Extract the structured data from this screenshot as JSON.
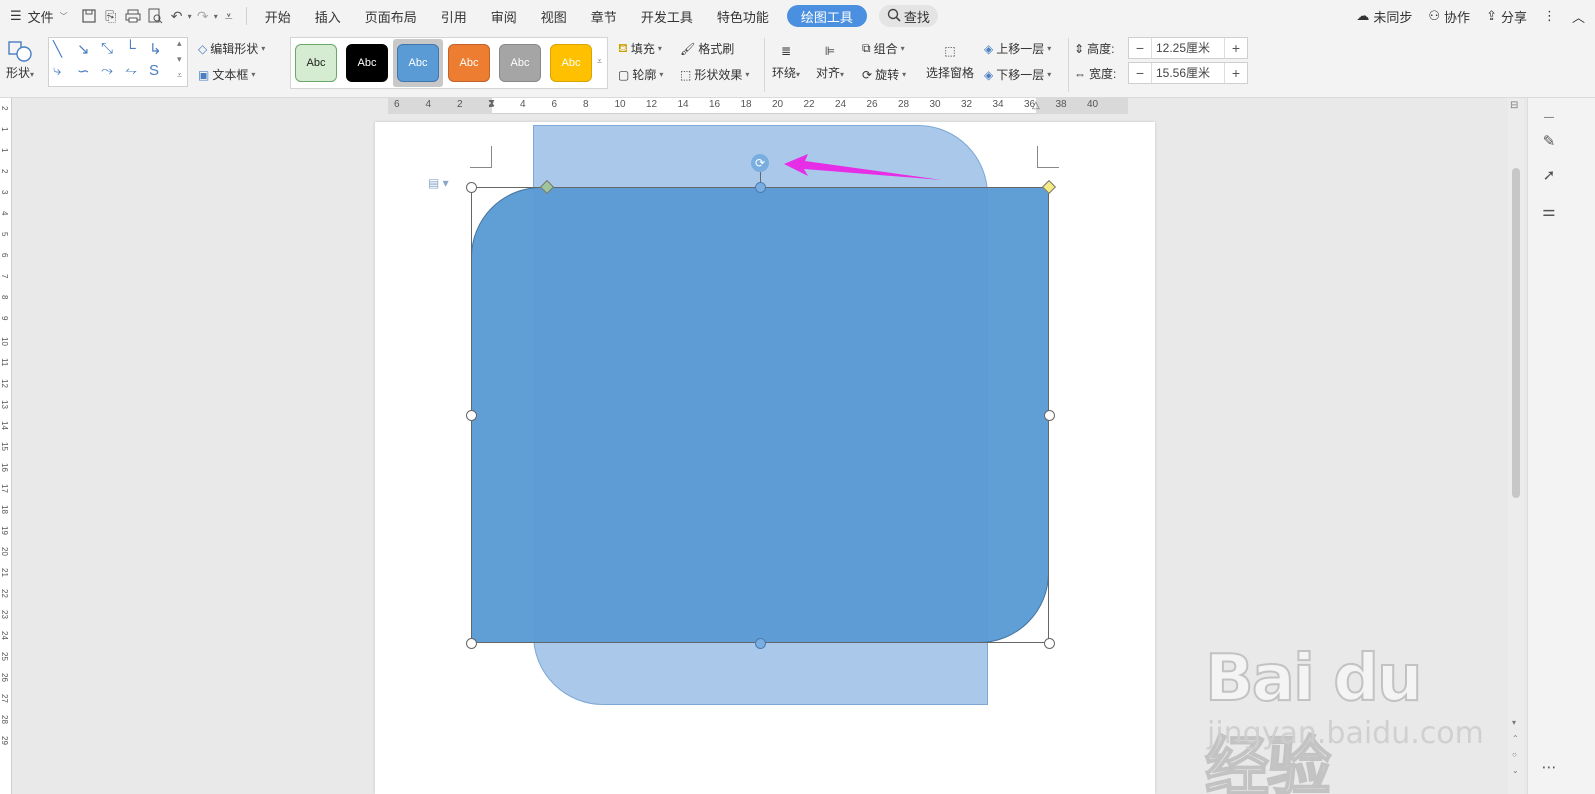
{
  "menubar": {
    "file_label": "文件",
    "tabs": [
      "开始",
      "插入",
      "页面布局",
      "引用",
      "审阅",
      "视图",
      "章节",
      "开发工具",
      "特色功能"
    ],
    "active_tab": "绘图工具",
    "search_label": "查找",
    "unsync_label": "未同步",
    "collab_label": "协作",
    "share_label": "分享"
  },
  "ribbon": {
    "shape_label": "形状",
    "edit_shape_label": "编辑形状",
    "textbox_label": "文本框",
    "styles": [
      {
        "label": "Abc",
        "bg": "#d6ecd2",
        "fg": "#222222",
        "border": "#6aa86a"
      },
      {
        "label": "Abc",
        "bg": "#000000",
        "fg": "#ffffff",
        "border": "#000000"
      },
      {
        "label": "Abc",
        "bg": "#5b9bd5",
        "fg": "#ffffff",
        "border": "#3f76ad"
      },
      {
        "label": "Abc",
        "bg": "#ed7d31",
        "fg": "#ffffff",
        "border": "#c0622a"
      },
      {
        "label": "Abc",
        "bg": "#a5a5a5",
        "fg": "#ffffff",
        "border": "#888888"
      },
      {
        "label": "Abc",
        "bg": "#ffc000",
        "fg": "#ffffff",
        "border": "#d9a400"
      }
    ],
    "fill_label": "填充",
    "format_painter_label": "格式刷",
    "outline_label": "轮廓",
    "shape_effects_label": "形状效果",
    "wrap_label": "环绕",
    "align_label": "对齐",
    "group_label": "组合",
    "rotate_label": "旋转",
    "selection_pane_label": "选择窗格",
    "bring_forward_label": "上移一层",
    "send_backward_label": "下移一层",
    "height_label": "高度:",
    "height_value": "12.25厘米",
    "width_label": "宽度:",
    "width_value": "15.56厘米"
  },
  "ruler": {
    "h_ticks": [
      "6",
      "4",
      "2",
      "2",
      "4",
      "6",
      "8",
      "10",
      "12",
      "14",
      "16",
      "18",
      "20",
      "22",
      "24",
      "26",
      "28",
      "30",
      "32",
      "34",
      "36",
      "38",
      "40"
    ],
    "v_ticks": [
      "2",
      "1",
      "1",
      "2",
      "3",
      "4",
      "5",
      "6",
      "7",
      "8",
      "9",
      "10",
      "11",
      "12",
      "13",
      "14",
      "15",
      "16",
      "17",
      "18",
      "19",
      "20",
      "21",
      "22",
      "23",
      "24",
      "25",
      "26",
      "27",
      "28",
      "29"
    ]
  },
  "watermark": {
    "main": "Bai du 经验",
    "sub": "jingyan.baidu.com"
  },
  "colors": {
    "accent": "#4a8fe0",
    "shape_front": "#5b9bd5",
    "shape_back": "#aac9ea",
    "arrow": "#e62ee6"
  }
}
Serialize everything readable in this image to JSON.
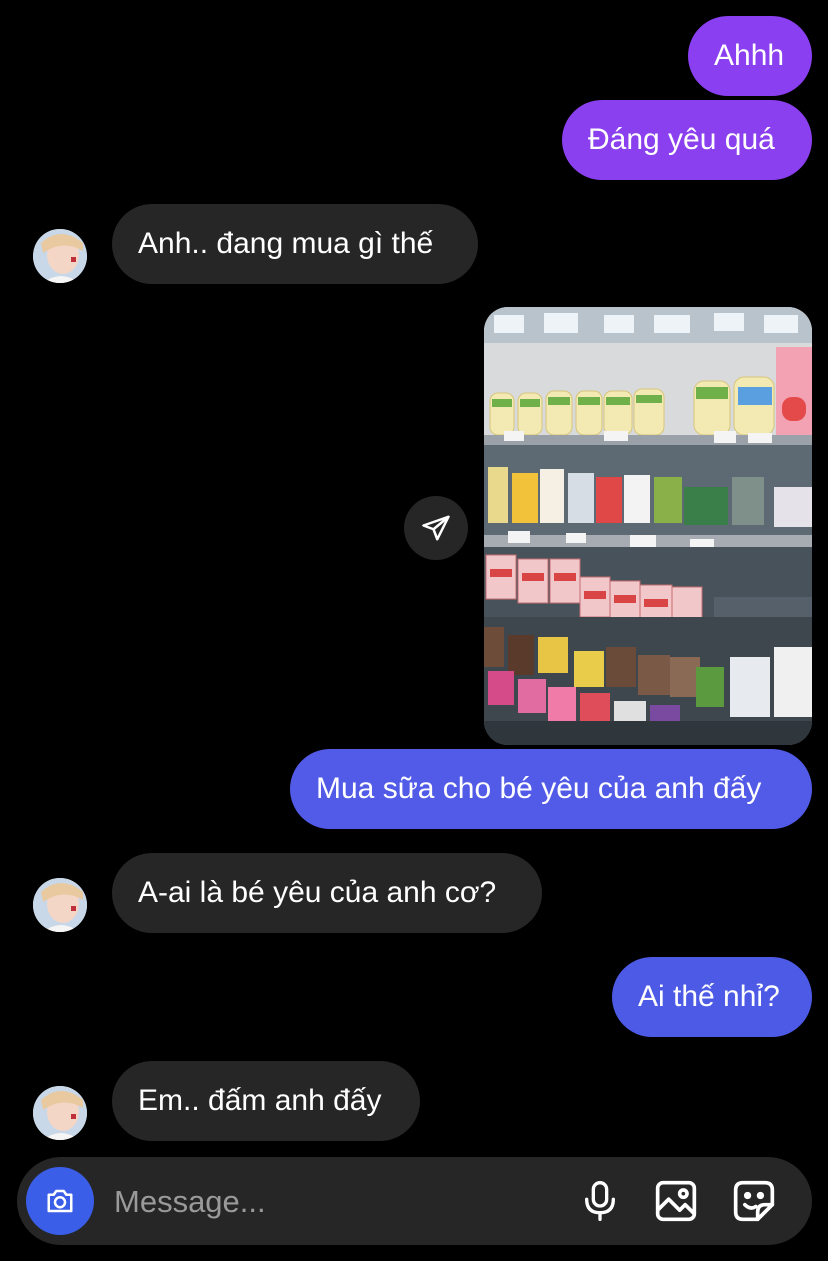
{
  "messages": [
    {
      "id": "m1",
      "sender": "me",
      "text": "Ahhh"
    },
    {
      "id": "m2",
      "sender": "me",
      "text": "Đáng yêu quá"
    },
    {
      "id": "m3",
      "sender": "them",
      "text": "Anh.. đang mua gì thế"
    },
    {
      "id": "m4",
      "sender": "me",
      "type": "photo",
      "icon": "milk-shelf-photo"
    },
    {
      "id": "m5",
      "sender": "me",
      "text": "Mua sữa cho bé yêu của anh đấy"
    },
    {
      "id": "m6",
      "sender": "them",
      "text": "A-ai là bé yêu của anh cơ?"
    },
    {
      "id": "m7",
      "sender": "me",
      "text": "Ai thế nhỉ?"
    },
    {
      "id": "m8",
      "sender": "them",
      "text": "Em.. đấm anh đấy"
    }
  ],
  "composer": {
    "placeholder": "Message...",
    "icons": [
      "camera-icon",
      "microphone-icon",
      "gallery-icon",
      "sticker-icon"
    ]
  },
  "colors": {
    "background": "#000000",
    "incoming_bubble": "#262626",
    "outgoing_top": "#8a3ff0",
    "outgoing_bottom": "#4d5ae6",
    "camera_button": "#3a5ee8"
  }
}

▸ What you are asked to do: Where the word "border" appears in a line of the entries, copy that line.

▸ Task result:
        "border": "#6aa86a"
        "border": "#000000"
        "border": "#3f76ad"
        "border": "#c0622a"
        "border": "#888888"
        "border": "#d9a400"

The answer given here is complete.